C’est la guerre (or is it deja vu?) as the French surrender again
You think that the subconscious does not influence our actions? You think we are immune to the strange rhythms of myth and memory?
On June 17, 1940, faced with a mutiny in his cabinet, and with his mistress, Helen de Portes, backing the mutineers, the French prime minister Paul Reynaud resigned.
Power passed to the decrepit old general, Henri Philippe Petain. On June 20, Petain accepted the irreversible logic of the mutiny, and of German military victories, and the next day France surrendered to the Third Reich.
Seventy years later, to the very day after the pro-Petainist mutiny in the French Government, a mutiny in the French soccer squad in South Africa spelled the end of the country's hopes in the World Cup.
France surrendered as abjectly this month as it did 70 years ago. Recrimination, bitterness |and division became the defining emotions of the departing French footballers — as they were of the French who conceded defeat in 1940.
You can declare that this is a mere coincidence and I cannot prove that you are wrong. But the evidence, such as it is, is there.

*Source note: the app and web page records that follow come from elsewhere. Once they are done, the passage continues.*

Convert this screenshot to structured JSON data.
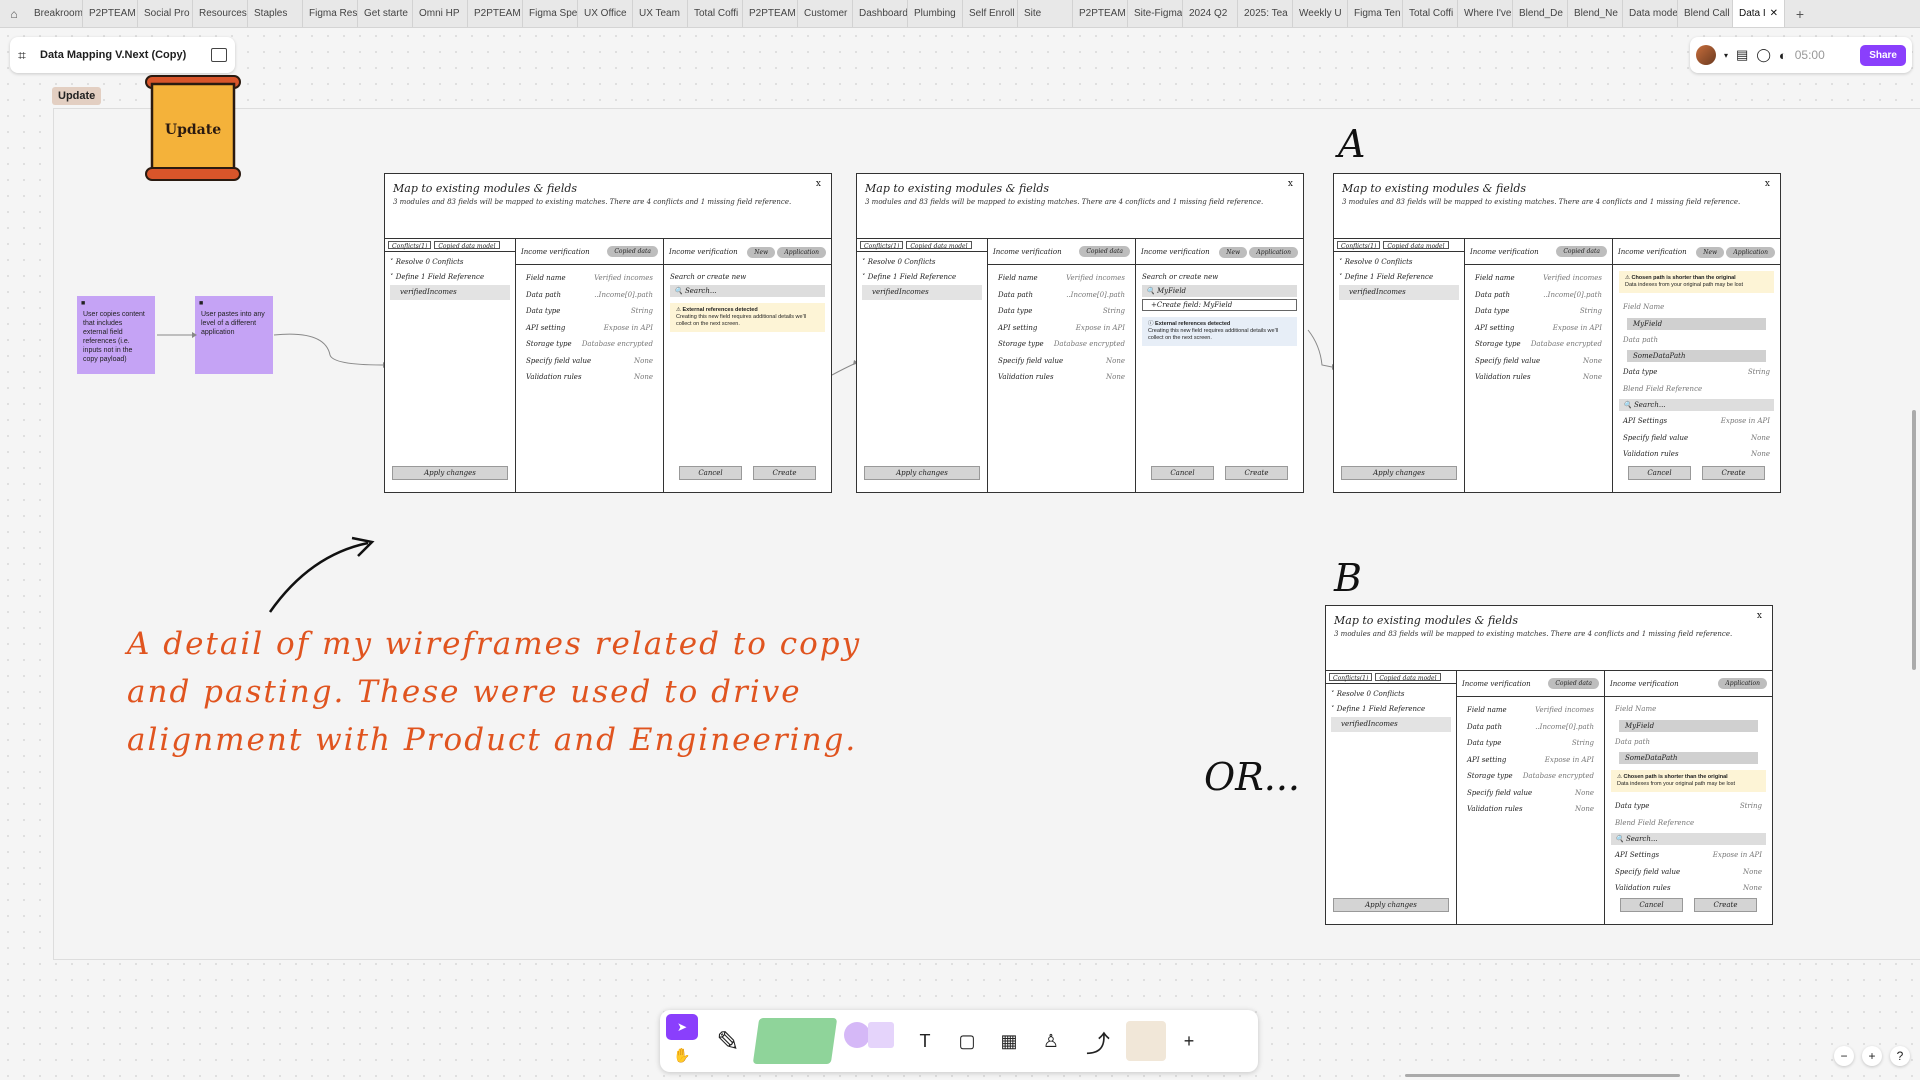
{
  "tabs": [
    "Breakroom",
    "P2PTEAM",
    "Social Pro",
    "Resources",
    "Staples",
    "Figma Res",
    "Get starte",
    "Omni HP",
    "P2PTEAM",
    "Figma Spe",
    "UX Office",
    "UX Team",
    "Total Coffi",
    "P2PTEAM",
    "Customer",
    "Dashboard",
    "Plumbing",
    "Self Enroll",
    "Site",
    "P2PTEAM",
    "Site-Figma",
    "2024 Q2",
    "2025: Tea",
    "Weekly U",
    "Figma Ten",
    "Total Coffi",
    "Where I've",
    "Blend_De",
    "Blend_Ne",
    "Data mode",
    "Blend Call"
  ],
  "active_tab": "Data I",
  "file_name": "Data Mapping V.Next (Copy)",
  "timer": "05:00",
  "share_label": "Share",
  "section_label": "Update",
  "scroll_sign": "Update",
  "stickies": [
    "User copies content that includes external field references (i.e. inputs not in the copy payload)",
    "User pastes into any level of a different application"
  ],
  "letters": {
    "a": "A",
    "b": "B",
    "or": "OR..."
  },
  "note": "A detail of my wireframes related to copy and pasting. These were used to drive alignment with Product and Engineering.",
  "wireframe": {
    "title": "Map to existing modules & fields",
    "subtitle": "3 modules and 83 fields will be mapped to existing matches. There are 4 conflicts and 1 missing field reference.",
    "close": "x",
    "tab_conflicts": "Conflicts(1)",
    "tab_copied": "Copied data model",
    "tree": [
      "Resolve 0 Conflicts",
      "Define 1 Field Reference",
      "verifiedIncomes"
    ],
    "apply": "Apply changes",
    "col2_header": "Income verification",
    "copied_data": "Copied data",
    "col3_header": "Income verification",
    "new": "New",
    "application": "Application",
    "fields": [
      [
        "Field name",
        "Verified incomes"
      ],
      [
        "Data path",
        "..Income[0].path"
      ],
      [
        "Data type",
        "String"
      ],
      [
        "API setting",
        "Expose in API"
      ],
      [
        "Storage type",
        "Database encrypted"
      ],
      [
        "Specify field value",
        "None"
      ],
      [
        "Validation rules",
        "None"
      ]
    ],
    "search_or_create": "Search or create new",
    "search": "Search...",
    "ext_warning": "External references detected",
    "ext_warning_detail": "Creating this new field requires additional details we'll collect on the next screen.",
    "typed": "MyField",
    "create_field": "+Create field: MyField",
    "cancel": "Cancel",
    "create": "Create",
    "short_path": "Chosen path is shorter than the original",
    "short_path_detail": "Data indexes from your original path may be lost",
    "field_name_label": "Field Name",
    "field_name_value": "MyField",
    "data_path_label": "Data path",
    "data_path_value": "SomeDataPath",
    "data_type_label": "Data type",
    "data_type_value": "String",
    "blend_ref": "Blend Field Reference",
    "api_settings": "API Settings",
    "api_value": "Expose in API",
    "specify": "Specify field value",
    "specify_value": "None",
    "validation": "Validation rules",
    "validation_value": "None"
  },
  "toolbar_tools": [
    "move-tool",
    "hand-tool",
    "pen-tool",
    "section-tool",
    "shape-tool",
    "text-tool",
    "sticky-tool",
    "table-tool",
    "stamp-tool",
    "connector-tool",
    "templates-tool",
    "more-tool"
  ],
  "toolbar_labels": {
    "text": "T",
    "plus": "+"
  },
  "zoom": {
    "minus": "−",
    "plus": "+",
    "help": "?"
  }
}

Surrender, and national disgrace, midsummer 1940 and surrender, and national disgrace, midsummer 2010. To be sure, one cannot compare the two events in any sense other than symbolic and psychological — but as such, they are unmistakably there. Now I am one of the few Irish people who wished France well in the World Cup. Firstly, I am a Francophile, and secondly because the ‘notorious' Henry handball was just one of those things that happen in sport.
I remember the derision in Ireland that greeted the English condemnations of Maradona's ‘hand-of-God' goal. Yet it was from comparable quarters that we heard the most complaints about Henry's manual trickery against us.
One cannot completely separate sport from history or from war, however much one would like to. It is a fact, which is probably why the French love triumphing in the English sports of rugby and soccer. The wounds of Agincourt lie deep in the French memory.
The memory of this time was to play its own part in 1940. When Mr Reynaud was contemplating British prime minister Winston Churchill's (admittedly absurd) offer to create a permanent union between Britain and France, his mistress, Helen de Portes scribbled him a note: “I hope you are not going to play at Isabella of Bavaria.” Isabella had been the Queen of France who had given her daughter Catherine to Henry V of England, thereby recognising Henry's claims to sovereignty over France.
Isabella's concession led to Henry's son Henry VI becoming king of France and so to Joan of Arc's insurrection. And though the last English possession in France, Calais, was retaken by the French in the 16th century, the English claim to the throne of France continued to be reiterated in the title of the monarch in London into the 18th century. It was only in 1800, with the Act of Union between Britain and Ireland, that the claim to France was finally dropped from the English coronation title.
This, and much else besides, made the decisions of 1940 unbearable for any French leader. To fight on, with perfidious England as an ally, and see the homeland once again destroyed, as it had been 25 years before? Or to come to terms with reality, and accept that the Third Reich of Germany had won? France has rebuilt itself beyond recognition since 1945. It is now the heart of both the EU's aerospace industry and of the project for political union.
The great French dream of |la gloire lives on in other clothes. But as always, the subconscious undermines the fantasy. Beneath the imperial silk cloth and gold lame rustles the coarse fustian of reality.
The World Cup mutiny — after humiliating defeats to Mexico and South Africa and an awful goalless draw with Uruguay — provided weirdly theatrical resonances to the events of 70 years before.
Of course, none of the players need have had much conscious knowledge of that time, for group psyche does not work like that.
It is just that sport and war invariably, and almost ineluctably, echo one another. This is their very nature. Which is no doubt why, 70 years ago this month, a newspaper vendor's sign appeared in London: ‘French sign peace treaty: we’re in the finals’.
Quite so. But, as it happens, a couple of decisive second-half substitutes for Britain — the USA and the USSR — scored the winning goals.